(Page and application data records)
----------------------------------------

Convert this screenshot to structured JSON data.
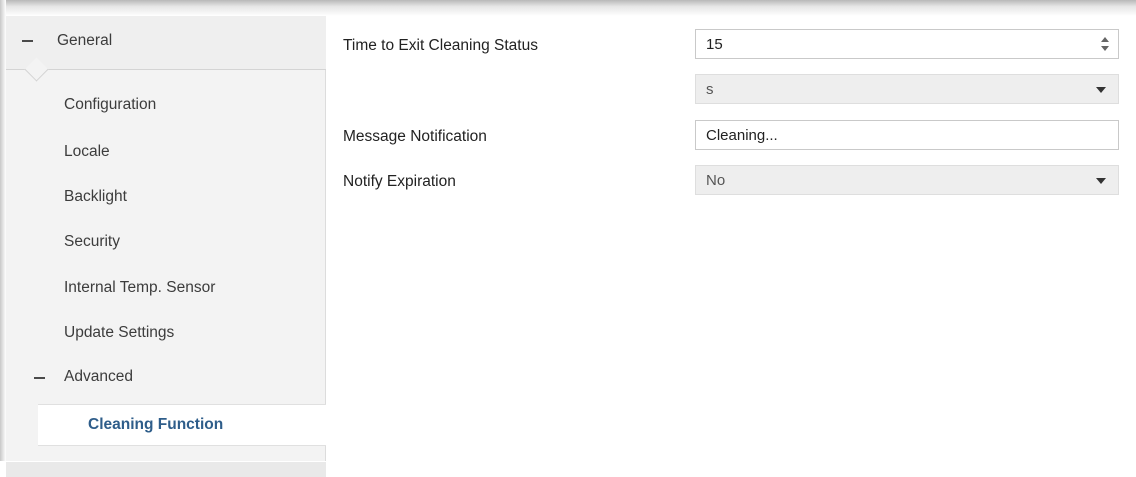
{
  "sidebar": {
    "general": {
      "label": "General"
    },
    "items": [
      {
        "label": "Configuration"
      },
      {
        "label": "Locale"
      },
      {
        "label": "Backlight"
      },
      {
        "label": "Security"
      },
      {
        "label": "Internal Temp. Sensor"
      },
      {
        "label": "Update Settings"
      }
    ],
    "advanced": {
      "label": "Advanced"
    },
    "active": {
      "label": "Cleaning Function"
    }
  },
  "form": {
    "time_to_exit": {
      "label": "Time to Exit Cleaning Status",
      "value": "15"
    },
    "time_unit": {
      "value": "s"
    },
    "message_notification": {
      "label": "Message Notification",
      "value": "Cleaning..."
    },
    "notify_expiration": {
      "label": "Notify Expiration",
      "value": "No"
    }
  }
}
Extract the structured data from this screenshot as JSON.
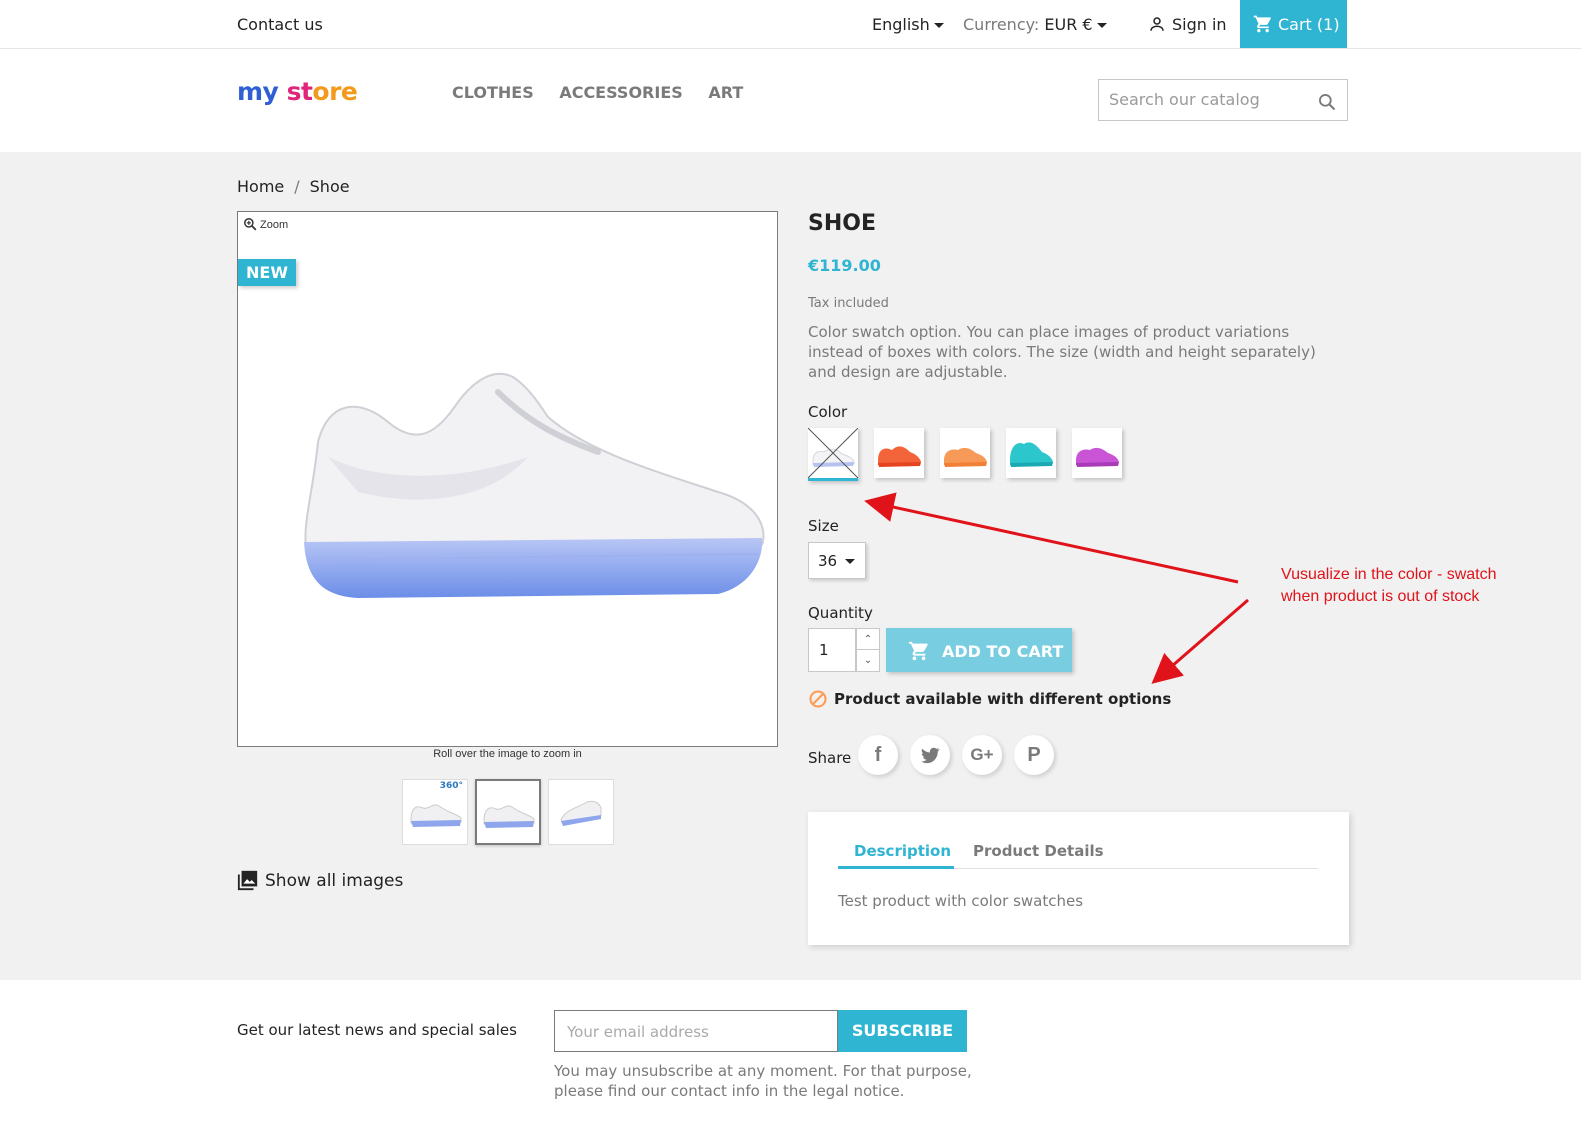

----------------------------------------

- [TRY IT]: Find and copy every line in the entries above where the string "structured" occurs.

- [TASK RESULT]:
Convert this screenshot to structured JSON data.
Extract the structured data from this screenshot as JSON.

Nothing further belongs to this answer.